• [The problem]
The result should be an exact copy of the entries below, free of pictures.
::: Study material
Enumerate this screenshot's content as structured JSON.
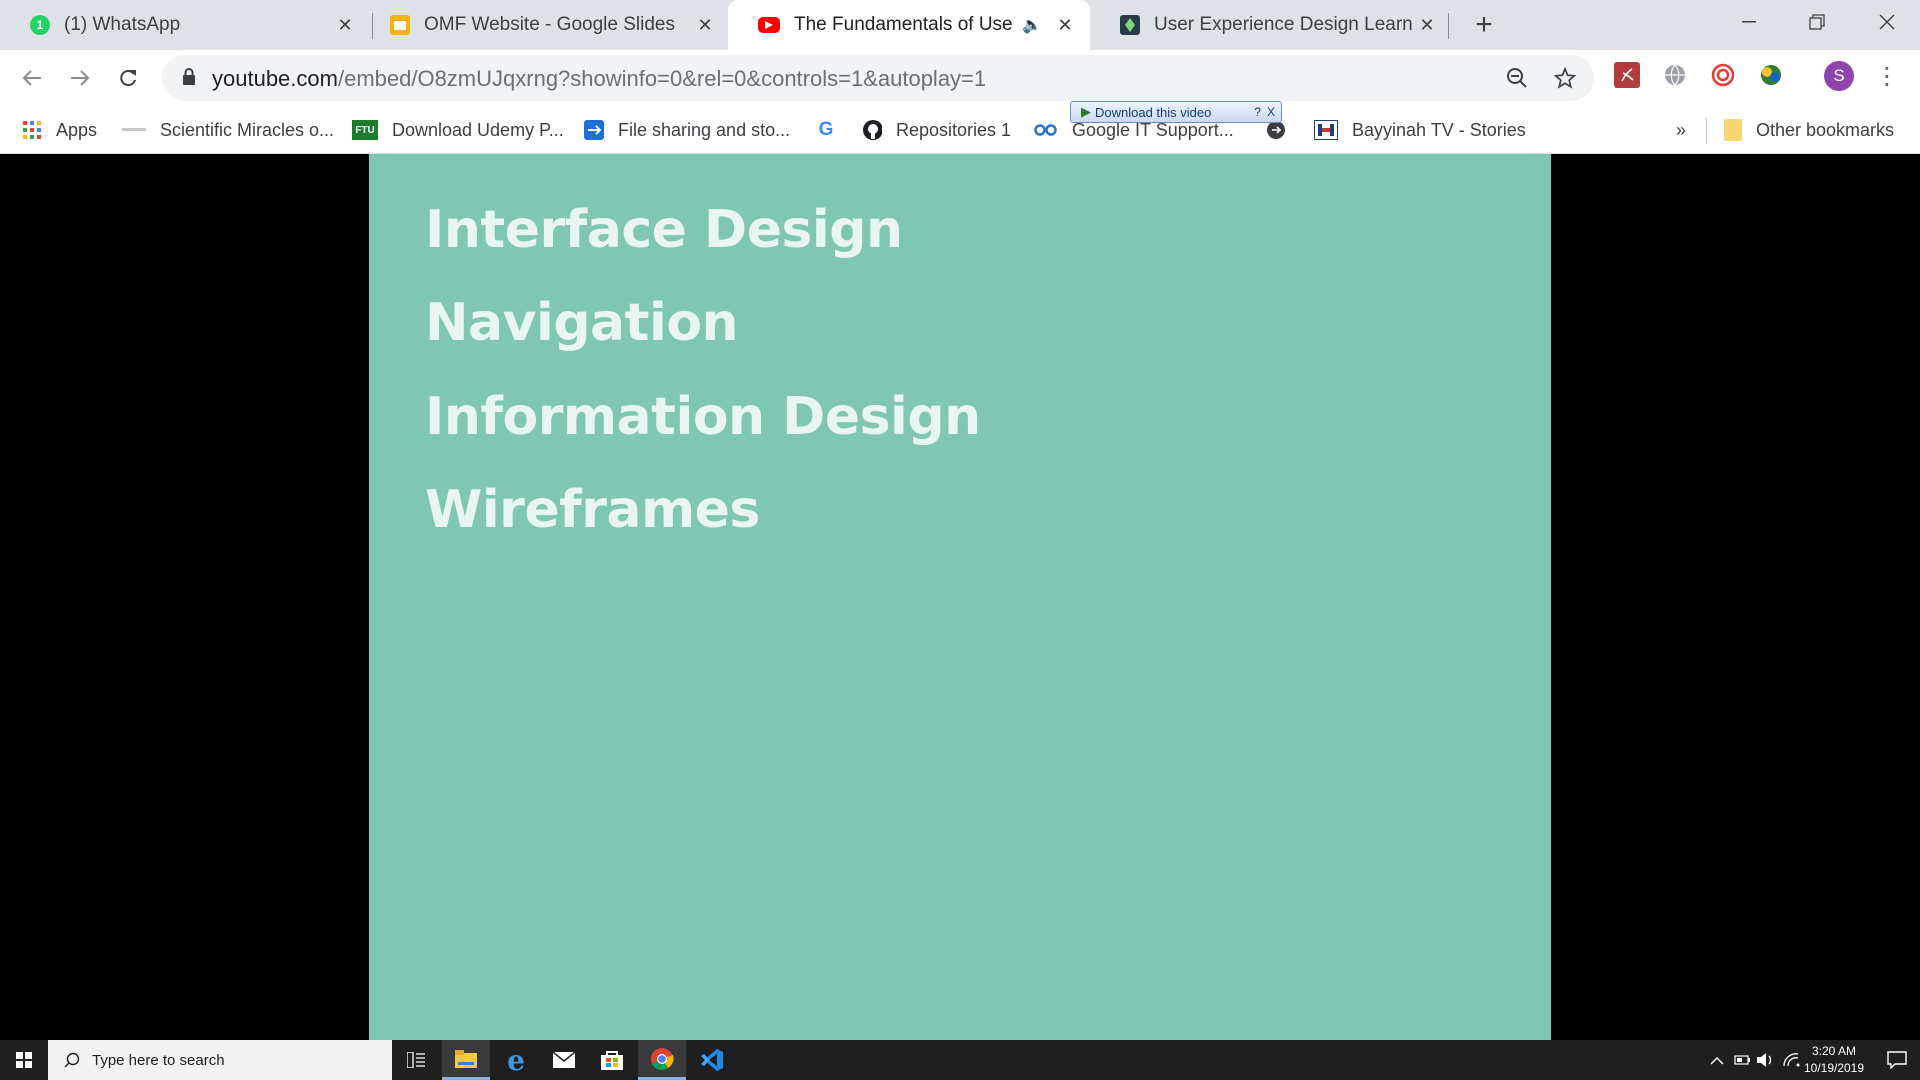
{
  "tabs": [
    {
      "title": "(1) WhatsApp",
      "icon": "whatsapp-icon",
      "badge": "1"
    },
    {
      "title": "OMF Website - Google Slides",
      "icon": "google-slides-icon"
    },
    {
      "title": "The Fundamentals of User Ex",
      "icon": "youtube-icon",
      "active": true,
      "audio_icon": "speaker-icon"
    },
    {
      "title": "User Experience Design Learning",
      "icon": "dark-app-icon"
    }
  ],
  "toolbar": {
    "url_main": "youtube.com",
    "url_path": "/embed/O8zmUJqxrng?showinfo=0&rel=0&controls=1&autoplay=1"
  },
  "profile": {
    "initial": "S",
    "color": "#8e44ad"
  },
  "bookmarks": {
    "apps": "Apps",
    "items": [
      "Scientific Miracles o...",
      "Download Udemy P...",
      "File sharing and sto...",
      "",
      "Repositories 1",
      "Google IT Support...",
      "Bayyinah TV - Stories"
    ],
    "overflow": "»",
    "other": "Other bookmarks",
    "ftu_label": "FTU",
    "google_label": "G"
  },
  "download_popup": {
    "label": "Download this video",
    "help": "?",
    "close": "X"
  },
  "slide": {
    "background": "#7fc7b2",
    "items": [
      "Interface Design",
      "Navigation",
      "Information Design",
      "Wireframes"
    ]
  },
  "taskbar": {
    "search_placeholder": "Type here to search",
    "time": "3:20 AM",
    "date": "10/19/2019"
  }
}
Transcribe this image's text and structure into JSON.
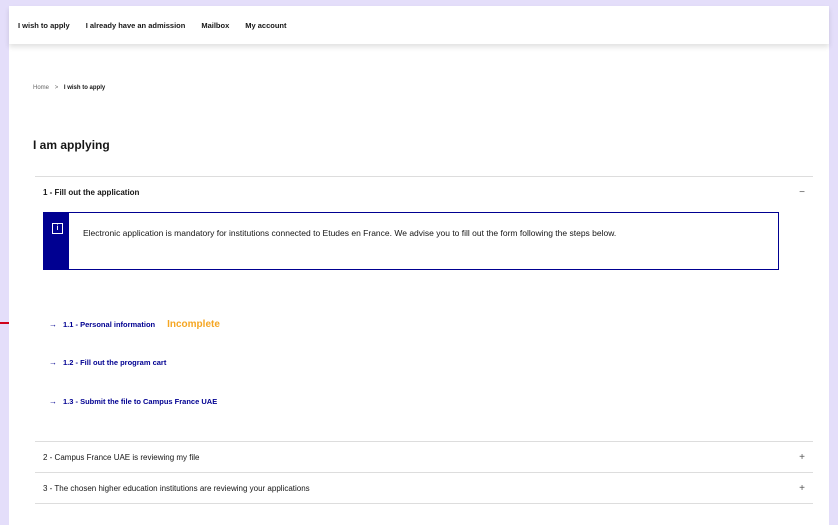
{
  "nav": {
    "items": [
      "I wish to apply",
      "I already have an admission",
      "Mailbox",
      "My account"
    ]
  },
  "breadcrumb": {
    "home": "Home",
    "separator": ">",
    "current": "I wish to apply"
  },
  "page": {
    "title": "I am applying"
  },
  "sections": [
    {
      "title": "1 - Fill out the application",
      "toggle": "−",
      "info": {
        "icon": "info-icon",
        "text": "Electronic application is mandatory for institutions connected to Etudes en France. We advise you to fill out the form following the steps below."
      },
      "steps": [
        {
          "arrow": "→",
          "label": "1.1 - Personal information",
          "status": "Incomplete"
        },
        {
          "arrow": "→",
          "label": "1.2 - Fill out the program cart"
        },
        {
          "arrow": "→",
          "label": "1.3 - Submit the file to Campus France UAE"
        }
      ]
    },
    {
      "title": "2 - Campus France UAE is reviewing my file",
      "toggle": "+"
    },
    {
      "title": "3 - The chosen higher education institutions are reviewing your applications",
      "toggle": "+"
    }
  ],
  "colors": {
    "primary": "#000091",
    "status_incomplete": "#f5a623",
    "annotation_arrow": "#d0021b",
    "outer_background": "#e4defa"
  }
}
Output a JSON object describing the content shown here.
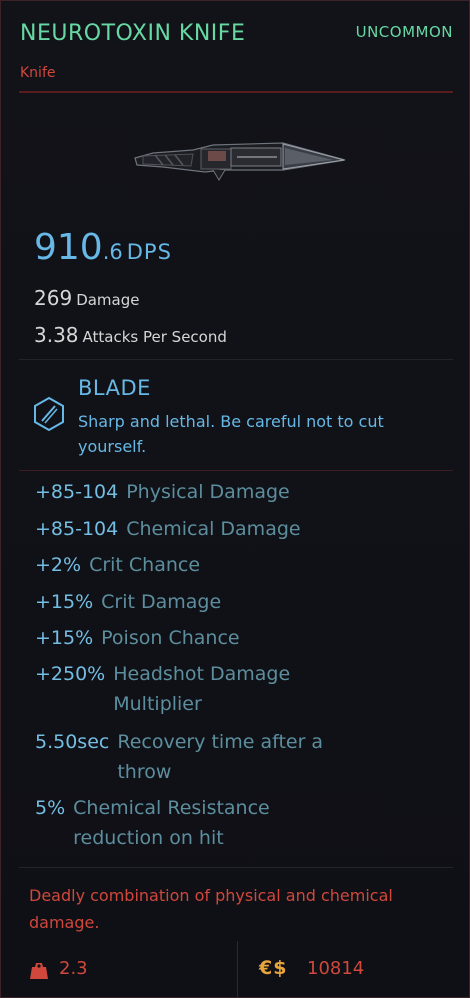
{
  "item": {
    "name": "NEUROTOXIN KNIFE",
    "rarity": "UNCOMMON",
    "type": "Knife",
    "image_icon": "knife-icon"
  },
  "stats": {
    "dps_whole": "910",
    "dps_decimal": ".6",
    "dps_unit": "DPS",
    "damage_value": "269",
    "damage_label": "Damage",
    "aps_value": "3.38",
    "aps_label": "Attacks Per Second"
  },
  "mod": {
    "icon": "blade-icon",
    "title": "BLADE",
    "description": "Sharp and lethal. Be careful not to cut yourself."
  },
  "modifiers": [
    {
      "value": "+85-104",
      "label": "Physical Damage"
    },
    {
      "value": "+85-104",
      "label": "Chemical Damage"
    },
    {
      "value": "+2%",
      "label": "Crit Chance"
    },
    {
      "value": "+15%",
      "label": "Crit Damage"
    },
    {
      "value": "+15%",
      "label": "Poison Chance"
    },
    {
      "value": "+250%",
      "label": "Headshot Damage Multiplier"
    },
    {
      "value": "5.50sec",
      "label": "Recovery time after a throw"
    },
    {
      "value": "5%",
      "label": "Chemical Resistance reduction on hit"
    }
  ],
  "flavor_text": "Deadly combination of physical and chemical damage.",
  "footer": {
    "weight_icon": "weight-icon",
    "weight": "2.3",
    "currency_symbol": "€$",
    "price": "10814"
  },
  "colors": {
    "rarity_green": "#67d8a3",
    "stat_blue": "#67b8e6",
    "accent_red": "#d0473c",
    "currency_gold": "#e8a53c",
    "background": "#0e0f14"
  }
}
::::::
• [Written answer]
Enumerate this screenshot's content as structured JSON.
{
  "tabs": [
    {
      "title": "(1) WhatsApp",
      "icon": "whatsapp-icon",
      "badge": "1"
    },
    {
      "title": "OMF Website - Google Slides",
      "icon": "google-slides-icon"
    },
    {
      "title": "The Fundamentals of User Ex",
      "icon": "youtube-icon",
      "active": true,
      "audio_icon": "speaker-icon"
    },
    {
      "title": "User Experience Design Learning",
      "icon": "dark-app-icon"
    }
  ],
  "toolbar": {
    "url_main": "youtube.com",
    "url_path": "/embed/O8zmUJqxrng?showinfo=0&rel=0&controls=1&autoplay=1"
  },
  "profile": {
    "initial": "S",
    "color": "#8e44ad"
  },
  "bookmarks": {
    "apps": "Apps",
    "items": [
      "Scientific Miracles o...",
      "Download Udemy P...",
      "File sharing and sto...",
      "",
      "Repositories 1",
      "Google IT Support...",
      "Bayyinah TV - Stories"
    ],
    "overflow": "»",
    "other": "Other bookmarks",
    "ftu_label": "FTU",
    "google_label": "G"
  },
  "download_popup": {
    "label": "Download this video",
    "help": "?",
    "close": "X"
  },
  "slide": {
    "background": "#7fc7b2",
    "items": [
      "Interface Design",
      "Navigation",
      "Information Design",
      "Wireframes"
    ]
  },
  "taskbar": {
    "search_placeholder": "Type here to search",
    "time": "3:20 AM",
    "date": "10/19/2019"
  }
}
Transcribe this image's text and structure into JSON.
{
  "nav": {
    "items": [
      "I wish to apply",
      "I already have an admission",
      "Mailbox",
      "My account"
    ]
  },
  "breadcrumb": {
    "home": "Home",
    "separator": ">",
    "current": "I wish to apply"
  },
  "page": {
    "title": "I am applying"
  },
  "sections": [
    {
      "title": "1 - Fill out the application",
      "toggle": "−",
      "info": {
        "icon": "info-icon",
        "text": "Electronic application is mandatory for institutions connected to Etudes en France. We advise you to fill out the form following the steps below."
      },
      "steps": [
        {
          "arrow": "→",
          "label": "1.1 - Personal information",
          "status": "Incomplete"
        },
        {
          "arrow": "→",
          "label": "1.2 - Fill out the program cart"
        },
        {
          "arrow": "→",
          "label": "1.3 - Submit the file to Campus France UAE"
        }
      ]
    },
    {
      "title": "2 - Campus France UAE is reviewing my file",
      "toggle": "+"
    },
    {
      "title": "3 - The chosen higher education institutions are reviewing your applications",
      "toggle": "+"
    }
  ],
  "colors": {
    "primary": "#000091",
    "status_incomplete": "#f5a623",
    "annotation_arrow": "#d0021b",
    "outer_background": "#e4defa"
  }
}
Output a JSON object describing the content shown here.
{
  "item": {
    "name": "NEUROTOXIN KNIFE",
    "rarity": "UNCOMMON",
    "type": "Knife",
    "image_icon": "knife-icon"
  },
  "stats": {
    "dps_whole": "910",
    "dps_decimal": ".6",
    "dps_unit": "DPS",
    "damage_value": "269",
    "damage_label": "Damage",
    "aps_value": "3.38",
    "aps_label": "Attacks Per Second"
  },
  "mod": {
    "icon": "blade-icon",
    "title": "BLADE",
    "description": "Sharp and lethal. Be careful not to cut yourself."
  },
  "modifiers": [
    {
      "value": "+85-104",
      "label": "Physical Damage"
    },
    {
      "value": "+85-104",
      "label": "Chemical Damage"
    },
    {
      "value": "+2%",
      "label": "Crit Chance"
    },
    {
      "value": "+15%",
      "label": "Crit Damage"
    },
    {
      "value": "+15%",
      "label": "Poison Chance"
    },
    {
      "value": "+250%",
      "label": "Headshot Damage Multiplier"
    },
    {
      "value": "5.50sec",
      "label": "Recovery time after a throw"
    },
    {
      "value": "5%",
      "label": "Chemical Resistance reduction on hit"
    }
  ],
  "flavor_text": "Deadly combination of physical and chemical damage.",
  "footer": {
    "weight_icon": "weight-icon",
    "weight": "2.3",
    "currency_symbol": "€$",
    "price": "10814"
  },
  "colors": {
    "rarity_green": "#67d8a3",
    "stat_blue": "#67b8e6",
    "accent_red": "#d0473c",
    "currency_gold": "#e8a53c",
    "background": "#0e0f14"
  }
}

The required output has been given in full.